Ford’s electric vehicle lineup is looking pretty sad these days as your only choice is to pick up one of the few remaining Focus Electric models that are only available in a handful of states.
The model never caught on with consumers and Ford wasn’t even particularly thrilled about it as company’s global director of electrification, Ted Cannis, effectively called it a compliance car that’s “not too exciting.” It’s not hard to understand way the model was such a failure as the 2016 Focus Electric had a range of just 76 miles (122 km). Ford eventually installed a better battery pack, but even that couldn’t make the Focus Electric competitive as the range was just 115 miles (185 km) according to EPA estimates.
Ford’s Mustang-inspired electric vehicle promises to fix the Focus’ many shortcomings, but the company hasn’t reveal much about the crossover and it already faced backlash after hinting it could be called the Mach 1. Aside from a few teasers, little is known about the model except that it will be launched in 2020 and have a range of approximately 300 miles (483 km).
It’s one of 16 new electric vehicles the company is working on and all of them are slated to arrive by 2022. While Ford is obviously pretty invested in EVs at this point, Volkswagen CFO Frank Witter suggested their partnership talks with Ford could result in the Blue Oval getting access to the company’s MEB platform which has been specifically designed for electric vehicles.
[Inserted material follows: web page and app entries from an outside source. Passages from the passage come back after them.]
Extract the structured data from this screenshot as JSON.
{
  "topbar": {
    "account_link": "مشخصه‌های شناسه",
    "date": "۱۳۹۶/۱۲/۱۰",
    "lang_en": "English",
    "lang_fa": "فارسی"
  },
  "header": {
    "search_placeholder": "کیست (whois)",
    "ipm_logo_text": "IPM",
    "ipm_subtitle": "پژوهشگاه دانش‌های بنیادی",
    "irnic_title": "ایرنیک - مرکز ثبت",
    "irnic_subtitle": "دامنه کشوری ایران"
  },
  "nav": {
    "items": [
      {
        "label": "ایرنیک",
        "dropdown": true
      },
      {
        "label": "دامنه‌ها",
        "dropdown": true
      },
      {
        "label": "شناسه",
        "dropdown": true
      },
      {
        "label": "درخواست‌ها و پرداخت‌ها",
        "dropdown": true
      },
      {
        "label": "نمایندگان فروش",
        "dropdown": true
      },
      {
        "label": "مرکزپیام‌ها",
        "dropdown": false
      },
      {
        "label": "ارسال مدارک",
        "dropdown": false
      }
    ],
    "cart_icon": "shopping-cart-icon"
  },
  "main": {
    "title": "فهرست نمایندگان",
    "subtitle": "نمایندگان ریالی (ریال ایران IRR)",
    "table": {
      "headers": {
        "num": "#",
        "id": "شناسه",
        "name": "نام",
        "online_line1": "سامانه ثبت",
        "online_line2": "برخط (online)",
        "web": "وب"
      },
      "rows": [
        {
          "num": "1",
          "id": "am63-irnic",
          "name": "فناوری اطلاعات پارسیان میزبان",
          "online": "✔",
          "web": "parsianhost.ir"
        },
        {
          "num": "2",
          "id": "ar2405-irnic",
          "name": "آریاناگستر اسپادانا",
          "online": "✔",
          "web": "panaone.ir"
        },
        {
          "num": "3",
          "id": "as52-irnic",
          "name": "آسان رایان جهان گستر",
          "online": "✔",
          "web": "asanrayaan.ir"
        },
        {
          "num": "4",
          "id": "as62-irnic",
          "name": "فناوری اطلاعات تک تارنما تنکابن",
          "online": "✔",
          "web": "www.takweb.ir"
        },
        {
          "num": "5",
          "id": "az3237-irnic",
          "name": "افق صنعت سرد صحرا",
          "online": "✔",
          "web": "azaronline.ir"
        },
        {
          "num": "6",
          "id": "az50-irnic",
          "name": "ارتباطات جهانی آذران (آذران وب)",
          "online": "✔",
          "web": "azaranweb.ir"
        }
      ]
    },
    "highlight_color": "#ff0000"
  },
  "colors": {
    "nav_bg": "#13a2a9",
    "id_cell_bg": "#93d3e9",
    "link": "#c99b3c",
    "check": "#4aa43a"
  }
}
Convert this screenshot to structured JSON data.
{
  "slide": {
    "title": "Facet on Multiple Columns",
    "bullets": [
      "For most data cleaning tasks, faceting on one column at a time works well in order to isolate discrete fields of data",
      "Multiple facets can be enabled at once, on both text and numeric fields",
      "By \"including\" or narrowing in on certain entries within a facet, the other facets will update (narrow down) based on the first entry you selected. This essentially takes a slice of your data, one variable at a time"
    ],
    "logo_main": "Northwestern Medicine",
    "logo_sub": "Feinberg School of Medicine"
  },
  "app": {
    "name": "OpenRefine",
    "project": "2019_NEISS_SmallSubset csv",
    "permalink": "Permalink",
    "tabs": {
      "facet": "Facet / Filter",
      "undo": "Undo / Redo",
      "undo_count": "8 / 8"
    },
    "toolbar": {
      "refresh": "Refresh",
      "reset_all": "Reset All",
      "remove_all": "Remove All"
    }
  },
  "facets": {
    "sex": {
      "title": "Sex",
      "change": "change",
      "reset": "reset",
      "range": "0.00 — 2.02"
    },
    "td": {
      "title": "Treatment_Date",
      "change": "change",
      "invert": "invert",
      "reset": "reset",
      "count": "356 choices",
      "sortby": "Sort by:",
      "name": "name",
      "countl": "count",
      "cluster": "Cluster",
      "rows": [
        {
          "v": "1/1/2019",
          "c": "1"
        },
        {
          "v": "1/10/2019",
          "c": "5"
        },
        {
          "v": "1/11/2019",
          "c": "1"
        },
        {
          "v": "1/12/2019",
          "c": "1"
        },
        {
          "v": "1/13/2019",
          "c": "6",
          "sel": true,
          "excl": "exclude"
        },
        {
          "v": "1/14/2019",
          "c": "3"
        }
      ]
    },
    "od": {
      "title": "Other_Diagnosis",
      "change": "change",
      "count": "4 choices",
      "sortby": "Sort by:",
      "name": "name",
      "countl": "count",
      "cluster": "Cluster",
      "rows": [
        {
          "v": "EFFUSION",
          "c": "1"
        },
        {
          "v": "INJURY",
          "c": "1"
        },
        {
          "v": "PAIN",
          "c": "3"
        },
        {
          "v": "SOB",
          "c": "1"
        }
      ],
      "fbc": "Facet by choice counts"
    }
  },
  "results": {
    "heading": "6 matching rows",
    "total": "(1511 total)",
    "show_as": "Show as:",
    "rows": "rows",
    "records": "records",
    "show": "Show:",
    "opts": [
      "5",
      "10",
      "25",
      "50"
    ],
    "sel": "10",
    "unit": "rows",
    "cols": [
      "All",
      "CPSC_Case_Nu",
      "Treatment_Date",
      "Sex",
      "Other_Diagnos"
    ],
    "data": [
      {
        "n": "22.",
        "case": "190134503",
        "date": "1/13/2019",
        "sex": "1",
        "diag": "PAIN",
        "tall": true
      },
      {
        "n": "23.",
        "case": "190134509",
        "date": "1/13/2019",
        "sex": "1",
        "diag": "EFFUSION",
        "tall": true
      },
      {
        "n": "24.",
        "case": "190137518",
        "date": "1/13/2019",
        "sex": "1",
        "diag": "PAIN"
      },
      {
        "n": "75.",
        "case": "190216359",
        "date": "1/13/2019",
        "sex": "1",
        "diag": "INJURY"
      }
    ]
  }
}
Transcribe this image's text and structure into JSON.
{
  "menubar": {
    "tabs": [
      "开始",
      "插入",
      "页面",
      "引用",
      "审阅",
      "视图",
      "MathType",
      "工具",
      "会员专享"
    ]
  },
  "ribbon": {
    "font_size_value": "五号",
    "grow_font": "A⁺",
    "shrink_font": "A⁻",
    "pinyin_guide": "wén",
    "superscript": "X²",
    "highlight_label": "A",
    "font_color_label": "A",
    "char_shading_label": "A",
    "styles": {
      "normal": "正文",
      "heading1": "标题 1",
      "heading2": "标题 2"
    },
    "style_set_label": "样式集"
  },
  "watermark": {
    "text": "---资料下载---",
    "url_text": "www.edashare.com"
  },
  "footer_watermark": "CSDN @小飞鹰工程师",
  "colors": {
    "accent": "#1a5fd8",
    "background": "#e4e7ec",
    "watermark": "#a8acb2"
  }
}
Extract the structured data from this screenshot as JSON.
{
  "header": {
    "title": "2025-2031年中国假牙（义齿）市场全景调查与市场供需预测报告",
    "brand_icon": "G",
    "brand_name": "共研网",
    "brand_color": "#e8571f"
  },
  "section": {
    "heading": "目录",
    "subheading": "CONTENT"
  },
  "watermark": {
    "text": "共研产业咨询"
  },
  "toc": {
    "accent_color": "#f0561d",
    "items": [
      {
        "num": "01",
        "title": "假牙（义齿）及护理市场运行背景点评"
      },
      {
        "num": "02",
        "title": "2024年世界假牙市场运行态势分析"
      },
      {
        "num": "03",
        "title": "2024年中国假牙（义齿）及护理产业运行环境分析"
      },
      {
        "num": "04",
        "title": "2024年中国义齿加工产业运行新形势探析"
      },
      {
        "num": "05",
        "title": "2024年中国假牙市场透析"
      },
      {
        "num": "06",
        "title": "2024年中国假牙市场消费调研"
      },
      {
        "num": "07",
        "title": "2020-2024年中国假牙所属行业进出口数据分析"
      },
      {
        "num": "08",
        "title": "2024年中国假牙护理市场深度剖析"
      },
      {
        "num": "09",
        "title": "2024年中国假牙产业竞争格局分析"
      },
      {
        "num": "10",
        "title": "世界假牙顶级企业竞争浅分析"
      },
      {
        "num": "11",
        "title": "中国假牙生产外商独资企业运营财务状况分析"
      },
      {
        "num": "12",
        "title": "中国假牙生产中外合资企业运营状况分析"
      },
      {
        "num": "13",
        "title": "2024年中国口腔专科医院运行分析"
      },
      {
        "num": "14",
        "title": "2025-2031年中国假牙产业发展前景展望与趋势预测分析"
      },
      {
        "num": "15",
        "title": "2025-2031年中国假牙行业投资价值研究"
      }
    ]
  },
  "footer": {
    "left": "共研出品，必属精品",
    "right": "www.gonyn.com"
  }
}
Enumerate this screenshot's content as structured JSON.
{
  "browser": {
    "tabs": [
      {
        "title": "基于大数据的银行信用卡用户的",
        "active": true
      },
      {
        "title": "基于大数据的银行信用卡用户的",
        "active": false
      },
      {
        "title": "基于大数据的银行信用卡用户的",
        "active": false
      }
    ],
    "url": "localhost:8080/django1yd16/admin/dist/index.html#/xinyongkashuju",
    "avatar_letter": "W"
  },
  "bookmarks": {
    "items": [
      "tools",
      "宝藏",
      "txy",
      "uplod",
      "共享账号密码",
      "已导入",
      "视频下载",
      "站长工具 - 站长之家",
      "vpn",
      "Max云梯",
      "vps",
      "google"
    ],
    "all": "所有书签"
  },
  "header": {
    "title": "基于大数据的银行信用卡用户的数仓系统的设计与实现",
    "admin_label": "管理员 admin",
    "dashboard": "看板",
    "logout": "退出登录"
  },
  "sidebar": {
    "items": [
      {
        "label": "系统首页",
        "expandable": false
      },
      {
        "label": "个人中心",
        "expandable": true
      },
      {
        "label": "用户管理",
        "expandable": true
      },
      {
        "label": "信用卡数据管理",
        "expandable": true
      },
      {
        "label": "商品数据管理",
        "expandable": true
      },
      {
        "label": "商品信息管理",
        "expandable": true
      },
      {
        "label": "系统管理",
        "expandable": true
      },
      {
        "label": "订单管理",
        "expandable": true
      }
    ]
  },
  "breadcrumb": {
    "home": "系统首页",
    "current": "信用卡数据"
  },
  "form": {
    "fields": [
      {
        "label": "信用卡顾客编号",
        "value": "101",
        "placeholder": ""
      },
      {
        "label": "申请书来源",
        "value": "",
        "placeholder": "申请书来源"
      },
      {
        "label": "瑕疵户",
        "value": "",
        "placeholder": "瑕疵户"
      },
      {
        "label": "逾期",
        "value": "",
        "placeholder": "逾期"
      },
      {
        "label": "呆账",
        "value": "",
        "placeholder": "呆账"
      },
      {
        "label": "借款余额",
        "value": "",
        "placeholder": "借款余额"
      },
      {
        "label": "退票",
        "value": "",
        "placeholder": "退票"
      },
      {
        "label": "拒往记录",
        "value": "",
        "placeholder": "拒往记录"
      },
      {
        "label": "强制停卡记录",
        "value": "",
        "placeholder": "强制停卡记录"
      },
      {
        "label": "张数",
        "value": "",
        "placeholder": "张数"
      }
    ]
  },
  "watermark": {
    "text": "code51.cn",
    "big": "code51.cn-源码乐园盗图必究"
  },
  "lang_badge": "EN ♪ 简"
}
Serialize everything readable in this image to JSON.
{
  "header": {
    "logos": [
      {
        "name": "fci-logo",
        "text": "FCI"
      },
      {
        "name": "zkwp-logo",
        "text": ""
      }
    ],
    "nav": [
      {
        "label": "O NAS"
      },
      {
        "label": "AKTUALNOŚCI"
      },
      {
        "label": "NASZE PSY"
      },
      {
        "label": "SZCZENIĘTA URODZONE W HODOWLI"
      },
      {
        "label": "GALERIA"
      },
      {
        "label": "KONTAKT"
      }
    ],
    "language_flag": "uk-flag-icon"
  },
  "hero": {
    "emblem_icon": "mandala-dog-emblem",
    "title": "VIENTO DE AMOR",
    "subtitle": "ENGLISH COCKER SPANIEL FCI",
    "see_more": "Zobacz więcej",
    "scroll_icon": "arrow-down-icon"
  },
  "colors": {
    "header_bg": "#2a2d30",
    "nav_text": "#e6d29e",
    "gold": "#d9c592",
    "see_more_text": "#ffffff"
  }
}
As Automotive News reports, Witter said “Whether we might provide access to other brands outside of the VW Group is theoretically possible, but there is no decision.” That leaves the door open for Ford to use the platform, but that’s far from certain at this point.
It also remains unclear if Ford would even be interested in using the MEB platform as the company’s own electric vehicle program is pretty advanced at this point. However, access to the platform could provide Ford with a quick and affordable way to bring electric vehicles to market.